As an aside, I remember seeing Rep. Adams around Greensboro as a kid growing up. She and Mayor Pro Tem Yvonne Johnson shaped my view of who could lead. Grateful for their model.

(Erica, I’m rooting for you!)

NYCEDC Seeks Proposals for Responsible Artificial Intelligence Center (GlobeSt)

Cities across the US would do well to follow New York City and have at least a few folks think proactively about AI and how their city can shape its development and impact on their locale. This effort by NYC to stand up a center that shapes the development of artificial intelligence is important and commendable.

There’s one caveat. I mentioned in the above section that cities are investing in AI at the level of the U.S. For more context there, Shanghai is standing up a nearly $15B fund to invest in AI research and development. Contrast that with the $7M with which NYC will support its Center for Responsible Artificial Intelligence.

Creating AI glass boxes – Open sourcing a library to enable intelligibility in machine learning (Microsoft Research)

This is a strong move by Microsoft to build a tool that helps folks understand what the AI they are using is actually doing. The movie Margin Call came to mind while reading this. Something like this might have been helpful as banks were spinning up models they didn’t understand in the lead up to the financial crisis of 2008.

No. 205: Jumia a Fraud? | Black VCs Get That Princeton Bag | Uber Creator Secures $3.7B

Not All IPOs are Created Equal. Jumia is a Fraud. (Citron Research)

This tea is hot, but I’m not sure there’s enough honey in this report. Jumia has earned most of the side-eyes it gets but I don’t think this report hits the bar for a fraud claim.
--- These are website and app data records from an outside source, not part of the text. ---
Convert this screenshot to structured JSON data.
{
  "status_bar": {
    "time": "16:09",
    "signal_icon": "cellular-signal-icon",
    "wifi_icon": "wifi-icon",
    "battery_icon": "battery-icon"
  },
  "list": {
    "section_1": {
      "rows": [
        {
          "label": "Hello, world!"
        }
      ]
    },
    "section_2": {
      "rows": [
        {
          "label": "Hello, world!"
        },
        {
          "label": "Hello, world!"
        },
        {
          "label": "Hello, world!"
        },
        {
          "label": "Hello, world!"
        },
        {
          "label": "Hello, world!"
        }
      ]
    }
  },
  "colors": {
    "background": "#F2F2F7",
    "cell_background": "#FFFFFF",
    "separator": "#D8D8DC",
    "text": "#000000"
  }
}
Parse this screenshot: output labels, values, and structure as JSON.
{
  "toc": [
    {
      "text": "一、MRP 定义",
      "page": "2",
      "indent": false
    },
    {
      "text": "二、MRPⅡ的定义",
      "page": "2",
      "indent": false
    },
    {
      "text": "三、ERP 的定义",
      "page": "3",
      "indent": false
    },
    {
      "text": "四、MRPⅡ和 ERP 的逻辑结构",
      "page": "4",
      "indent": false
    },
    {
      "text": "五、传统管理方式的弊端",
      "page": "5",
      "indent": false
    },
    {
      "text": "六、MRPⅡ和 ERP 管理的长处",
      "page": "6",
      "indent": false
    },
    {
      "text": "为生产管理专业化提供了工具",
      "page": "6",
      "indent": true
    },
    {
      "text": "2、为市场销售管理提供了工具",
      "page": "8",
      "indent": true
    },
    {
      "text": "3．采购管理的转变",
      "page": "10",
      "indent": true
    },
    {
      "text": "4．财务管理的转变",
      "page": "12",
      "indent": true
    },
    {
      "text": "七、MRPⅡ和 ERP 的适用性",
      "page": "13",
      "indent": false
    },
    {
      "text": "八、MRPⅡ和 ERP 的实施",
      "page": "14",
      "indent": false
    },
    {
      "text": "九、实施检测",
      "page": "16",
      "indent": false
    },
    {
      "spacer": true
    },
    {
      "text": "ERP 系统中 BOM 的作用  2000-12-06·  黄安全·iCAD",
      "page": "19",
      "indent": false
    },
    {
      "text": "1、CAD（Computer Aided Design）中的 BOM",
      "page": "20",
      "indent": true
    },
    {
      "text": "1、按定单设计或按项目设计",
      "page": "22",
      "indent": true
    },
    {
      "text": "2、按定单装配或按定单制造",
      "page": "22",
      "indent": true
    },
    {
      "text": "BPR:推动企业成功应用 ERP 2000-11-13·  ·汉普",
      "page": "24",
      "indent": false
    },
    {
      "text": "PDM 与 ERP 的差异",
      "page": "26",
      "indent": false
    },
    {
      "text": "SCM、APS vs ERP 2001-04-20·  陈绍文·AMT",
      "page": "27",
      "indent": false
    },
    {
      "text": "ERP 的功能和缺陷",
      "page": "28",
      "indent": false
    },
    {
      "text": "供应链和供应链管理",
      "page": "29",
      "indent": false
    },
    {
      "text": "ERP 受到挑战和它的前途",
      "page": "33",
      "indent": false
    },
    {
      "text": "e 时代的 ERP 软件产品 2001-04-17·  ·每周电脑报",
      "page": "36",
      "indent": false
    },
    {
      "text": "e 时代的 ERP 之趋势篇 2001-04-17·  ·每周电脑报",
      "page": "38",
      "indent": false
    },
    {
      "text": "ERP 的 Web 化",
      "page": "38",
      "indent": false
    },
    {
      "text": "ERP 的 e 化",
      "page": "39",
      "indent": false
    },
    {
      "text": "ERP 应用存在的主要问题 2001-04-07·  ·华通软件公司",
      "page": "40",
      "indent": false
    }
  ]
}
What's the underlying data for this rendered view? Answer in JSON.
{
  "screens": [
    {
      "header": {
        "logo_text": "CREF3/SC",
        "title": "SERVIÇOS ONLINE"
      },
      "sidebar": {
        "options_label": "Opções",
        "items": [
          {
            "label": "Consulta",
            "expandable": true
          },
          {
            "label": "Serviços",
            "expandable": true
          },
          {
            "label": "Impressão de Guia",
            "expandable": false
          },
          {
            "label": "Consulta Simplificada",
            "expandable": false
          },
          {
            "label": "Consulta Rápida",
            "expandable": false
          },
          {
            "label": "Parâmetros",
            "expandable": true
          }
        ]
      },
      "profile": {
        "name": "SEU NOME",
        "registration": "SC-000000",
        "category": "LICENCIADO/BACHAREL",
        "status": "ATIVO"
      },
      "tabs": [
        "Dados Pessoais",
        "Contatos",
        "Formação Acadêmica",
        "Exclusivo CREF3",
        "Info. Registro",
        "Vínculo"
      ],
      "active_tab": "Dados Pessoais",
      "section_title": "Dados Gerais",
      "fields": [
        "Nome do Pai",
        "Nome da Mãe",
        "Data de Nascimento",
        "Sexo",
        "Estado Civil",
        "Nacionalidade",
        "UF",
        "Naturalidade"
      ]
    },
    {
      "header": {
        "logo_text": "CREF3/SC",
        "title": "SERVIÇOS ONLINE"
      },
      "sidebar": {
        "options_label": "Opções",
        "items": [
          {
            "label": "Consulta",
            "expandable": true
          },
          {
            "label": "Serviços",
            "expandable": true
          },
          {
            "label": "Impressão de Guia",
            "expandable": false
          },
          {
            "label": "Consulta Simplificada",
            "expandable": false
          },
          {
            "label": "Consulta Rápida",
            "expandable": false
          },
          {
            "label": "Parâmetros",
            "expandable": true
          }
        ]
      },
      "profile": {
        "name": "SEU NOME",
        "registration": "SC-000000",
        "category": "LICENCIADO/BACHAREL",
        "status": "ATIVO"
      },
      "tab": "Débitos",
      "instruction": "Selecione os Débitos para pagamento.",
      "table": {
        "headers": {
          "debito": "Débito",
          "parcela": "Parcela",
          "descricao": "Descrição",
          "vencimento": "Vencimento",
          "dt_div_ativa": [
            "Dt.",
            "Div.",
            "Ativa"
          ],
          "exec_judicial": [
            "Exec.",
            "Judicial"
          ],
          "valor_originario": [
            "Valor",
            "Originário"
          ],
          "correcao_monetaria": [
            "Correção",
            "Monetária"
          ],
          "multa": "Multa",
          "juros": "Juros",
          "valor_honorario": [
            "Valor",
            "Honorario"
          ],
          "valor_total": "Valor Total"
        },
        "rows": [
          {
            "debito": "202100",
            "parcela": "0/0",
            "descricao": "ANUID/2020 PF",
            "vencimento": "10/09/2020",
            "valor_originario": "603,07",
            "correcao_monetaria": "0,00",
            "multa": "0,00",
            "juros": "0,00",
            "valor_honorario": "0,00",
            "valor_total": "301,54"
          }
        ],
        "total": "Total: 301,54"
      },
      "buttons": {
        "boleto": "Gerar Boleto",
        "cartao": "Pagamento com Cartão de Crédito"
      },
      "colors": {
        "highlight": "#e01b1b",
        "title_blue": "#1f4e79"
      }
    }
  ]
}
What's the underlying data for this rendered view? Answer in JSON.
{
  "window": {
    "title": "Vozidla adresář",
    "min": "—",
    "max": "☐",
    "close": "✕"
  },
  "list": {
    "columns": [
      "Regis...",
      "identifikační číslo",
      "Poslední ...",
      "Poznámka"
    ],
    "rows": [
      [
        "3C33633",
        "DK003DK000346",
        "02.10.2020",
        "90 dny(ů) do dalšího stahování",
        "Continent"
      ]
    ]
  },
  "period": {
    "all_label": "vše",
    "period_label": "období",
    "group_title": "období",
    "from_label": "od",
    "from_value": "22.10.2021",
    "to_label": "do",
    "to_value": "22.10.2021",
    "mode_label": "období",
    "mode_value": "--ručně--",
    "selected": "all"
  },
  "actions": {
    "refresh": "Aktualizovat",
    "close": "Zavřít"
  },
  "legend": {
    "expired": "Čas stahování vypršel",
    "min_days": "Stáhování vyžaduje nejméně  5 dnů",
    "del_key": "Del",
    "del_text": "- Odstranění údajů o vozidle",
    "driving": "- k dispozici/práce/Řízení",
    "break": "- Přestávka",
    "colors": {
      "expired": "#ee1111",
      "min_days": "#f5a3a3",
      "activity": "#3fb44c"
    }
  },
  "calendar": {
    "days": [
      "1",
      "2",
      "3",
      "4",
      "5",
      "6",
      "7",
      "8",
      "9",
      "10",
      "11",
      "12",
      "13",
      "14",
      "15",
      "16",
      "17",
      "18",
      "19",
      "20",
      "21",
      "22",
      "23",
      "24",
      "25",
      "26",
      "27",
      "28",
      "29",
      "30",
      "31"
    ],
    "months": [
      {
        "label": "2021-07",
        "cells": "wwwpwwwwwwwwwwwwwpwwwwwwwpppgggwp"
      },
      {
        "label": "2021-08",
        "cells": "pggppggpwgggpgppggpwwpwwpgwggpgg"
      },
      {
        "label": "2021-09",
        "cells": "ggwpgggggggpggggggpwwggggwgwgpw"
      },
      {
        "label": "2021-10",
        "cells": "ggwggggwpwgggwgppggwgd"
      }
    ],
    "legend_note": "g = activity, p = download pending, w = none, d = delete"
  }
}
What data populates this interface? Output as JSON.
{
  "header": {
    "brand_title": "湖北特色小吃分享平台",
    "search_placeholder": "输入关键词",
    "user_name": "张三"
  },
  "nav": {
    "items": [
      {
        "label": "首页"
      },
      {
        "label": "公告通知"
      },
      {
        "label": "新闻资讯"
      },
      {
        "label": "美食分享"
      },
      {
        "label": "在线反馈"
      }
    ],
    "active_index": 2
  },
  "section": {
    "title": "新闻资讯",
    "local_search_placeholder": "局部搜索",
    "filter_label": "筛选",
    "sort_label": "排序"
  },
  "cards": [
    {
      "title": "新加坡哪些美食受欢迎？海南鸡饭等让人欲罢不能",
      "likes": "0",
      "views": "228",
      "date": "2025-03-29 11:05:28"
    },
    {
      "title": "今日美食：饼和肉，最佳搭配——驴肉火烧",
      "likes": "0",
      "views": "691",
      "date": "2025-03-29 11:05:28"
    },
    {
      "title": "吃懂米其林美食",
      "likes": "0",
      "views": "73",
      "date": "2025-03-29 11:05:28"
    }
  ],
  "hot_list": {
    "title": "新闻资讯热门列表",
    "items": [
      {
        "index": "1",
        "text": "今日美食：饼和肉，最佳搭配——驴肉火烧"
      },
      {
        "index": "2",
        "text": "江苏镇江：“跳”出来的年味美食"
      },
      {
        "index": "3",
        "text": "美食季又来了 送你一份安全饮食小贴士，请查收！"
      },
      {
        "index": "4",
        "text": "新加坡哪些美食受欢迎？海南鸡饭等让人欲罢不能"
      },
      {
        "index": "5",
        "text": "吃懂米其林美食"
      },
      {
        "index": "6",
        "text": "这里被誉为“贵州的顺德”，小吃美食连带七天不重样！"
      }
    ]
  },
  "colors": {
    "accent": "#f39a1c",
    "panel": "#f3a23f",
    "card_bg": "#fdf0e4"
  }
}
Princeton Looks to Break Up the White Male Money Monopoly (Bloomberg)

This title gives Princeton too much credit. Nonetheless, I’m excited for 645 Ventures securing them as an institutional investor.

How Much Is an Idea Worth? In Uber’s Case, $3.7 Billion (Bloomberg)

This is a prime example of why the trope, “Keep your ideas to yourself. You don’t want folks to steal them,” is BS.

No. 204: Morning Reads

Creative Stock: Why Intellectual Property is Africa’s Most Valuable Resource (Medium)

Losing $2m in Nigeria’s music industry (Medium)

The failure of Reconstruction was a ruthless act of sabotage (Washington Post)

Nipsey Hussle had a plan to beat gentrification — in South L.A. and across the U.S. (LA Times)

Why Ramaphosa is probably not in a position to end corruption and patronage (Daily Maverick)